Find every line of the records that has "发有限责任公司园林景观工程" and return it.

Items from an interface collection
== Segment start ==

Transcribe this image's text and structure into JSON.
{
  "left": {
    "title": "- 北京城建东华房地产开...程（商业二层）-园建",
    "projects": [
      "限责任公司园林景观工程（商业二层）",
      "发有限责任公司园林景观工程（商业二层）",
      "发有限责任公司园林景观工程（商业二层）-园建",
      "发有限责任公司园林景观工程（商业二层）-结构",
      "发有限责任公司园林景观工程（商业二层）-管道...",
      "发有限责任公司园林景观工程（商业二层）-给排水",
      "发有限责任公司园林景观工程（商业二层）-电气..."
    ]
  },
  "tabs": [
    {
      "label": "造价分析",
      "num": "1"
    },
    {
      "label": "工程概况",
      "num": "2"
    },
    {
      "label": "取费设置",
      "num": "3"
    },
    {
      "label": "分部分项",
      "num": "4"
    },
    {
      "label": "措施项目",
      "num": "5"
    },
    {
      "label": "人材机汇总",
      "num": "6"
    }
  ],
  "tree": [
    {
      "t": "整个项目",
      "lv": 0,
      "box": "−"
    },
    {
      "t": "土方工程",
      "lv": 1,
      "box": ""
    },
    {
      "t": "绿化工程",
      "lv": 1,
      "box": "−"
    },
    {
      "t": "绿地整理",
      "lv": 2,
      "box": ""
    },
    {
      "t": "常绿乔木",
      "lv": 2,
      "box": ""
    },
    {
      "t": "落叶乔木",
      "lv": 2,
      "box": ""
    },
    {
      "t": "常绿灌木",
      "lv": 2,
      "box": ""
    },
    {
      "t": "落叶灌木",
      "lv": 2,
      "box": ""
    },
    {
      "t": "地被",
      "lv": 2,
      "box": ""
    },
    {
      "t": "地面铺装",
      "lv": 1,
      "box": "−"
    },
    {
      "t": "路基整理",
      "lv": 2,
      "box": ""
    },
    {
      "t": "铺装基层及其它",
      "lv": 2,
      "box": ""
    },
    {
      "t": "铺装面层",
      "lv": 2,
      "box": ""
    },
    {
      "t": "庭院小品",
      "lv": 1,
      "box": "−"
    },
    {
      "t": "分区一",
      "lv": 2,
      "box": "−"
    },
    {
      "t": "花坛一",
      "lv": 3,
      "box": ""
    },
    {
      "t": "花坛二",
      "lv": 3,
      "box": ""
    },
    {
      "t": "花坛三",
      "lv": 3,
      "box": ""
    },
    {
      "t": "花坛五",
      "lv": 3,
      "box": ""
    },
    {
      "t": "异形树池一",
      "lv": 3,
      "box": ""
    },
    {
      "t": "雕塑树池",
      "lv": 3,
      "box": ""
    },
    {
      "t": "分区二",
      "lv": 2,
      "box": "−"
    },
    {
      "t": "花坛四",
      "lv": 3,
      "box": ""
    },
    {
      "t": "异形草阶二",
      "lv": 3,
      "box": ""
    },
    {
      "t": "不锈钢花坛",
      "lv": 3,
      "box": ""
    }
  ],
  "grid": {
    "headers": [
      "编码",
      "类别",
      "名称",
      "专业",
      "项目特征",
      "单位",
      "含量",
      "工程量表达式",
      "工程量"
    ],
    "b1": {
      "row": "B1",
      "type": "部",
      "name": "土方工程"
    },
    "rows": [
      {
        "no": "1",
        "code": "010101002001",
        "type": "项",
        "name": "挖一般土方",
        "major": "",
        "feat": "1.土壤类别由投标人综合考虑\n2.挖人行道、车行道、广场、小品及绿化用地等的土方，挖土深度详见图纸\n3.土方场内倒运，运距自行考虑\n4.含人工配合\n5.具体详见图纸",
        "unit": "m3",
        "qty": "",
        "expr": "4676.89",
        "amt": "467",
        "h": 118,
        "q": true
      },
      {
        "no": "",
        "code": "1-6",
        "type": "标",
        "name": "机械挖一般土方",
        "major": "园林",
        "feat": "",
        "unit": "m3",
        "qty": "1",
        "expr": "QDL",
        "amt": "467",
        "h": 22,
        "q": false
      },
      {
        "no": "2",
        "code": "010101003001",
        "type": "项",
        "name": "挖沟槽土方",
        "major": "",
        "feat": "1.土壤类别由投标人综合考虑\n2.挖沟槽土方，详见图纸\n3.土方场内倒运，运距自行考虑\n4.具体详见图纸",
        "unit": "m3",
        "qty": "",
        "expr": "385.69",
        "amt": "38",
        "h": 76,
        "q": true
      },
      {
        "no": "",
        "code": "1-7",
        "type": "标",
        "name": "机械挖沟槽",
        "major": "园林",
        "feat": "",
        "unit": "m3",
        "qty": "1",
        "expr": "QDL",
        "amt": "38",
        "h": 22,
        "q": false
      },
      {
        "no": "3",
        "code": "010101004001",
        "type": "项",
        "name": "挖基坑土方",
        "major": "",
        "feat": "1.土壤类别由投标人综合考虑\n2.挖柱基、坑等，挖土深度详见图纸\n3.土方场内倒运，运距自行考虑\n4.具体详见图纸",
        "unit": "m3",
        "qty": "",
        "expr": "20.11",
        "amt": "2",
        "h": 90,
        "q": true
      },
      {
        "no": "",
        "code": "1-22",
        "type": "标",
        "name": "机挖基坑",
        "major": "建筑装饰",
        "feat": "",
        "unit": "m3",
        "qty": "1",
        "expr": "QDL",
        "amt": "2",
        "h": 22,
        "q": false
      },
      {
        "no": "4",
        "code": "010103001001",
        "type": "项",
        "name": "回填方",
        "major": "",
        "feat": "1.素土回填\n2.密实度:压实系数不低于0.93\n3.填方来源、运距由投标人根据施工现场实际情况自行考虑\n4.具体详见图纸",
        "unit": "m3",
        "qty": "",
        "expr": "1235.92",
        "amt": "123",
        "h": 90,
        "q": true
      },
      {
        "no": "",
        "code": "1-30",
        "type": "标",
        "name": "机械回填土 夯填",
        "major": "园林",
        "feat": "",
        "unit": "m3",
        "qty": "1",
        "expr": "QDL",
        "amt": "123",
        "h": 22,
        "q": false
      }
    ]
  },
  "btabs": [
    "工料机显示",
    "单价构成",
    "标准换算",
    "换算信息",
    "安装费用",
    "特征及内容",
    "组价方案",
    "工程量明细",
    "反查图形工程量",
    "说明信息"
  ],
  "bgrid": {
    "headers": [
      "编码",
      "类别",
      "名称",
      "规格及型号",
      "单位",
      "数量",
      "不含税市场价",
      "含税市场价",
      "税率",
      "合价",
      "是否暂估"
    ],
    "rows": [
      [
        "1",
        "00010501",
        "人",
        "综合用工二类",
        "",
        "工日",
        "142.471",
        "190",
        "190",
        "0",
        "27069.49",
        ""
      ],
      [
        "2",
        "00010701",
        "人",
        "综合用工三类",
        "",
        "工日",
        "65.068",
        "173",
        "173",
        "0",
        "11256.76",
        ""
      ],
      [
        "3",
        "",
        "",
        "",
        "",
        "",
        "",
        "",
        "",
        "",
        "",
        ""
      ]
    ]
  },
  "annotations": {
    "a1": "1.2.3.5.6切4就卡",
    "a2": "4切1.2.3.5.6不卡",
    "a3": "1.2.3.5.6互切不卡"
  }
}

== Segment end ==
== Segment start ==

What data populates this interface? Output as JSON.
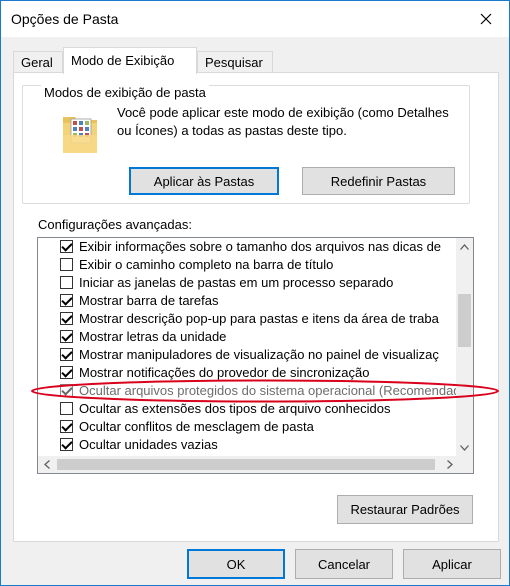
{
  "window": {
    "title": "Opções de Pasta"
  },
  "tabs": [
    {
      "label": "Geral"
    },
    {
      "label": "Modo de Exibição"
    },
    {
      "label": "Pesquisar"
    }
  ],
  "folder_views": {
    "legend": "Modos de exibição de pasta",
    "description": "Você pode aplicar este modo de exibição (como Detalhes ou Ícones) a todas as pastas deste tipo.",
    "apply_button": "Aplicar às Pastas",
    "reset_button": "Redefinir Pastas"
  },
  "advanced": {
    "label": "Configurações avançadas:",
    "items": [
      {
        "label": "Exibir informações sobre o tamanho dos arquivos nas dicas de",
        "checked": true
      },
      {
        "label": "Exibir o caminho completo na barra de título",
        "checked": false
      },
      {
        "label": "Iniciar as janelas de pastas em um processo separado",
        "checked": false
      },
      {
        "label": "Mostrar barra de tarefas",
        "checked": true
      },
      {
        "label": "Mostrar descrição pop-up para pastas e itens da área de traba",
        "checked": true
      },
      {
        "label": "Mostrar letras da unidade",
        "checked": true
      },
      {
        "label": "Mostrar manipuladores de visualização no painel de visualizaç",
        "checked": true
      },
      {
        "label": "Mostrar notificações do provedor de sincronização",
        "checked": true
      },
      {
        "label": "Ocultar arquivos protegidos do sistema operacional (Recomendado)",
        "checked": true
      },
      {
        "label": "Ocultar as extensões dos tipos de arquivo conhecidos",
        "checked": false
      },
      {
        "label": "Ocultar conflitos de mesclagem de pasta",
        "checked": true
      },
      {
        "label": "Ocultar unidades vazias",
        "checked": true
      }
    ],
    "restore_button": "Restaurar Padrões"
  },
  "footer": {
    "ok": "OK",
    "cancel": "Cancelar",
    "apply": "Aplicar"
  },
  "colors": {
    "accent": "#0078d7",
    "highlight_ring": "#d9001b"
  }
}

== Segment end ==

ANSWER.
      "发有限责任公司园林景观工程（商业二层）",
      "发有限责任公司园林景观工程（商业二层）-园建",
      "发有限责任公司园林景观工程（商业二层）-结构",
      "发有限责任公司园林景观工程（商业二层）-管道...",
      "发有限责任公司园林景观工程（商业二层）-给排水",
      "发有限责任公司园林景观工程（商业二层）-电气..."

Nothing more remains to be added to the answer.